Please give only the number of lines in the listing below that contain "later".

RECORDS SUPPLIED section start

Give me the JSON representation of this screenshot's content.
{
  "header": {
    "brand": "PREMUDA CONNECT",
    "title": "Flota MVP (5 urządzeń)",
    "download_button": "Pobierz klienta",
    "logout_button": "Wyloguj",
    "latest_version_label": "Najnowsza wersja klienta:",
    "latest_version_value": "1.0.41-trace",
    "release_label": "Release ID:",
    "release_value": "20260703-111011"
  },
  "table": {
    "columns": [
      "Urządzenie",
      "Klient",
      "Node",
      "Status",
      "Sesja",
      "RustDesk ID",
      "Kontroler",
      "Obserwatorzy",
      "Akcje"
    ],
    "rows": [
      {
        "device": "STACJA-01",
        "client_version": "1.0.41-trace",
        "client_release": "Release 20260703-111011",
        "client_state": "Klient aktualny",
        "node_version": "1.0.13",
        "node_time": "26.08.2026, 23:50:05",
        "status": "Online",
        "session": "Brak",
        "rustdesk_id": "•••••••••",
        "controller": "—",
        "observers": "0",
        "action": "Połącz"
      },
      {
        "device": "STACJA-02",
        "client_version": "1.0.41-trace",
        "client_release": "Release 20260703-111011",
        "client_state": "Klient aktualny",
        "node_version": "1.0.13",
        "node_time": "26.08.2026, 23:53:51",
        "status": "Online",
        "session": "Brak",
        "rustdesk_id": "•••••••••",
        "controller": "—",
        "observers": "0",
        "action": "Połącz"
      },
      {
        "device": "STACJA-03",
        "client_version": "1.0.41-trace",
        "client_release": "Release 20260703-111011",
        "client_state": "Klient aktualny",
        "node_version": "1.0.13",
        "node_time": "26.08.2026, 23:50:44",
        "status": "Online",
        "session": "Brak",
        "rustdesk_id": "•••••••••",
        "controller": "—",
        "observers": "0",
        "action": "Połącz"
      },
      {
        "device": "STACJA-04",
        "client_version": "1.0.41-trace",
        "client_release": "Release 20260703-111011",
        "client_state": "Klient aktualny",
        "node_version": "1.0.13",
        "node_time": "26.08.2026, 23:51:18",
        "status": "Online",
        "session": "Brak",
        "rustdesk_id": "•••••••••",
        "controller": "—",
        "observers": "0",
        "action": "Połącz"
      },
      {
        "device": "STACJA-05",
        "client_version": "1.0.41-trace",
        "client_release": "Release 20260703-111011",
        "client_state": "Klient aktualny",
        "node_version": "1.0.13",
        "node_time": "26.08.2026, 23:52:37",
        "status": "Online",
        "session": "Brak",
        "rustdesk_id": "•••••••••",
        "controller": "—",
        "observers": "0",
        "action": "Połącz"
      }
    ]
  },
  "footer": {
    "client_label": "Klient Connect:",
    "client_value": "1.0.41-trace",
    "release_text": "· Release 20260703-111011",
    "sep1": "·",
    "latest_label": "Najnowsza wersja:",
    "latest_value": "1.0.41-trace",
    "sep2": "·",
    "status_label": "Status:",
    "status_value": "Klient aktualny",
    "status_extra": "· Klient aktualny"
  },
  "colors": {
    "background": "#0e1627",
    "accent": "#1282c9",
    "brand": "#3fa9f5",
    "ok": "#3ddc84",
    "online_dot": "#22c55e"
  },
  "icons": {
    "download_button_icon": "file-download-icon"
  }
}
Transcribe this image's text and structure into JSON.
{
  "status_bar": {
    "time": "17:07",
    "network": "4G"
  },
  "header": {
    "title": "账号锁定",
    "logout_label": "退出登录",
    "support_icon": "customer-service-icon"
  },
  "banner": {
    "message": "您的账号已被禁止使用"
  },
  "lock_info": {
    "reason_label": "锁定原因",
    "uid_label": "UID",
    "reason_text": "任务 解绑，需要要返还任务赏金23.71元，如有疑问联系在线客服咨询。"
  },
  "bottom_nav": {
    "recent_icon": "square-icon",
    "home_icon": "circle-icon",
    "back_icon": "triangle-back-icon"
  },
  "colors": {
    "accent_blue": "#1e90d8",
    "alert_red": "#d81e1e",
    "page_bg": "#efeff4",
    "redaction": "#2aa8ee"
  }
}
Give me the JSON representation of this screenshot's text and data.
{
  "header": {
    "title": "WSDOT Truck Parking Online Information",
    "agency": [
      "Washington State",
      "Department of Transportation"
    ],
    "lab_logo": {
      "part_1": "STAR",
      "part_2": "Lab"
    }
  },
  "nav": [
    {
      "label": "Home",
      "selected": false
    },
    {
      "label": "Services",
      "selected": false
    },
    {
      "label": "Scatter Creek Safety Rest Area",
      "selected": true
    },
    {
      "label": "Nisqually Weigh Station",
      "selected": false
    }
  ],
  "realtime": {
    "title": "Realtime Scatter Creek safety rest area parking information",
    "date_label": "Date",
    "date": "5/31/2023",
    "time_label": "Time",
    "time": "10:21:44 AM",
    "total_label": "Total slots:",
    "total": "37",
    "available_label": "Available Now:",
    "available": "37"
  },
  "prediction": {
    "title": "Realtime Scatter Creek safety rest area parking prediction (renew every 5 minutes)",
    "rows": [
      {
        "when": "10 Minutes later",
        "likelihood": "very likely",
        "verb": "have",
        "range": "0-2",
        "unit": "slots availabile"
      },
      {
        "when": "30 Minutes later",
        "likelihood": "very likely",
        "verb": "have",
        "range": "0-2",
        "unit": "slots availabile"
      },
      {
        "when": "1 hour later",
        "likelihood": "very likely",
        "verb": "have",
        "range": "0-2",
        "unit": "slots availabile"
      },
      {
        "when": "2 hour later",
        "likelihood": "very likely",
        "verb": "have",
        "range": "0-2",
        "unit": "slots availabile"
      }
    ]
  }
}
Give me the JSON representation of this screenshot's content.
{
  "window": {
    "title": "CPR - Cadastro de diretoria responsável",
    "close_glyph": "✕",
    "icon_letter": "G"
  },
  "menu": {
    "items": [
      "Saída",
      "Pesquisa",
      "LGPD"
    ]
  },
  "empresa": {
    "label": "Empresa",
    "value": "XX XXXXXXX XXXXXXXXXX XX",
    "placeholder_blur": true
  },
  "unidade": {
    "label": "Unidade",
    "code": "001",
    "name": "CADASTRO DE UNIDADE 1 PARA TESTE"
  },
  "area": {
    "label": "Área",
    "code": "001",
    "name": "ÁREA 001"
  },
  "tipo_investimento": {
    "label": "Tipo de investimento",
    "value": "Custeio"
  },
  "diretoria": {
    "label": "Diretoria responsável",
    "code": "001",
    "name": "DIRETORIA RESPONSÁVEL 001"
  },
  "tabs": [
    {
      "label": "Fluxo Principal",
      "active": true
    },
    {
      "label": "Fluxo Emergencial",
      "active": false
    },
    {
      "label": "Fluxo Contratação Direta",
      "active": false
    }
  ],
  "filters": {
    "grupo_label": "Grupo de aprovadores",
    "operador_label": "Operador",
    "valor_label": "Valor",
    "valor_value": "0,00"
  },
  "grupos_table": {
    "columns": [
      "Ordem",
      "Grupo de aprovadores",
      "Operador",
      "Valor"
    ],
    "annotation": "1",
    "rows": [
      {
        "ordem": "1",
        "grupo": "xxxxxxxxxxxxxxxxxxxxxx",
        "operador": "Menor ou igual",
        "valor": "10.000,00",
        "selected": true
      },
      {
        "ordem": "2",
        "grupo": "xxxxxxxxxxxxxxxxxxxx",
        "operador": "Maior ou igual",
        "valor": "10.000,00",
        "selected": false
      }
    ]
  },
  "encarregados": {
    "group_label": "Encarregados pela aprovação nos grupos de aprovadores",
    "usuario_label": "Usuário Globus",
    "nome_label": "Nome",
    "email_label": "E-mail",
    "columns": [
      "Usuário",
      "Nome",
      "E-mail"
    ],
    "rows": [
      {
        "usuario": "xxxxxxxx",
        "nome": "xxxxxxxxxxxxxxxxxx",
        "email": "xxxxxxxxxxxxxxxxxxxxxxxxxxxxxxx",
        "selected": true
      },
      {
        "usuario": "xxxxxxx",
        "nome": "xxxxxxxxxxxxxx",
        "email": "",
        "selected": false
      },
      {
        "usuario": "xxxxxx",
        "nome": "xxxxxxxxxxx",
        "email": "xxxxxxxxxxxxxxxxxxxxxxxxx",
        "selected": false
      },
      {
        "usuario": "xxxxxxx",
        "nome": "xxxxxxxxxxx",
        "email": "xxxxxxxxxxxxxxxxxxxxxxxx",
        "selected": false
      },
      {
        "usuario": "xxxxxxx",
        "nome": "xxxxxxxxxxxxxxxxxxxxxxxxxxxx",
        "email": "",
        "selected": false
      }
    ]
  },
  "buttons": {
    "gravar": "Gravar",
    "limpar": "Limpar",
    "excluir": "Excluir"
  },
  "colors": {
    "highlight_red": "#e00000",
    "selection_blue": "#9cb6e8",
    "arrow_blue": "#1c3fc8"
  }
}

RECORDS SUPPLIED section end

ANSWER TO THE PROBLEM: 4